Two equilibrium solutions $s$ and $t$ are called interchangeable if any solution $r = \prod _ {i \in J } r _ {i}$, where $r _ {i} = s _ {i}$ or $r _ {i} = t _ {i}$, $i \in J$, is also an equilibrium solution. They are called equivalent if $H _ {i} ( s) = H _ {i} ( t)$ for all $i \in J$. Let $Q$ be the set of all equilibrium solutions, and let $Q ^ \prime \subset Q$ be the set of equilibrium solutions which are Pareto optimal (cf. Arbitration scheme). A game is called Nash solvable and $Q$ is said to be a Nash solution if all $s \in Q$ are equivalent and interchangeable. A game is called strictly solvable if $Q ^ \prime$ is non-empty and all $s \in Q ^ \prime$ are equivalent and interchangeable. Two-person zero-sum games (cf. Two-person zero-sum game) with optimal strategies are Nash solvable and strictly solvable; however, in the general case such a solvability is often impossible.

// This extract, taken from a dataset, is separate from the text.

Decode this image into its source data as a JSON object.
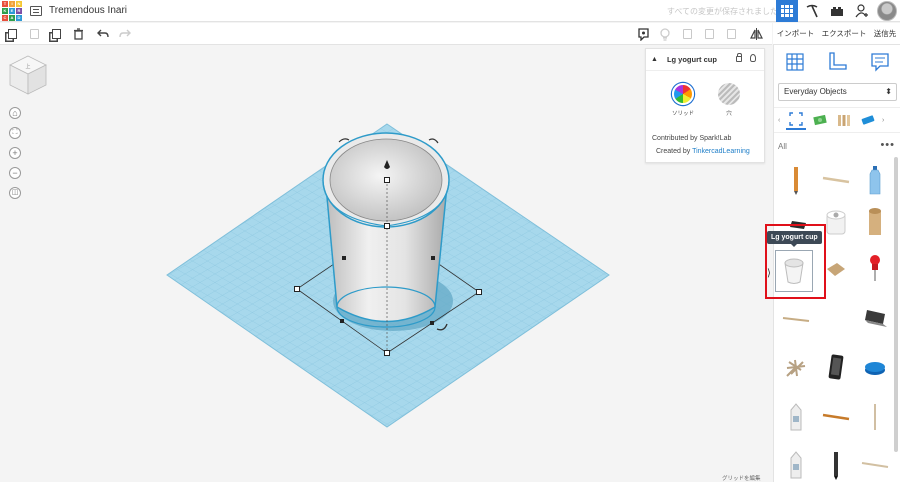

Other attempts at completing the principle of realizability of the objective were made. Thus, it was suggested  that the unique equilibrium solution or the maximum solution (in this last situation each player may ensure his/her own gain irrespective of the strategies chosen by the other players), the choice of which is based on the introduction of a new preference relation on the set of solutions, be considered as the solution of the non-cooperative game. In another approach the solution of a non-cooperative game is defined by a subjective prognosis of the behaviour of the players .

How to Cite This Entry:
Non-cooperative game. Encyclopedia of Mathematics. URL: http://encyclopediaofmath.org/index.php?title=Non-cooperative_game&oldid=47986
This article was adapted from an original article by E.I. VilkasE.B. Yanovskaya (originator), which appeared in Encyclopedia of Mathematics - ISBN 1402006098. See original article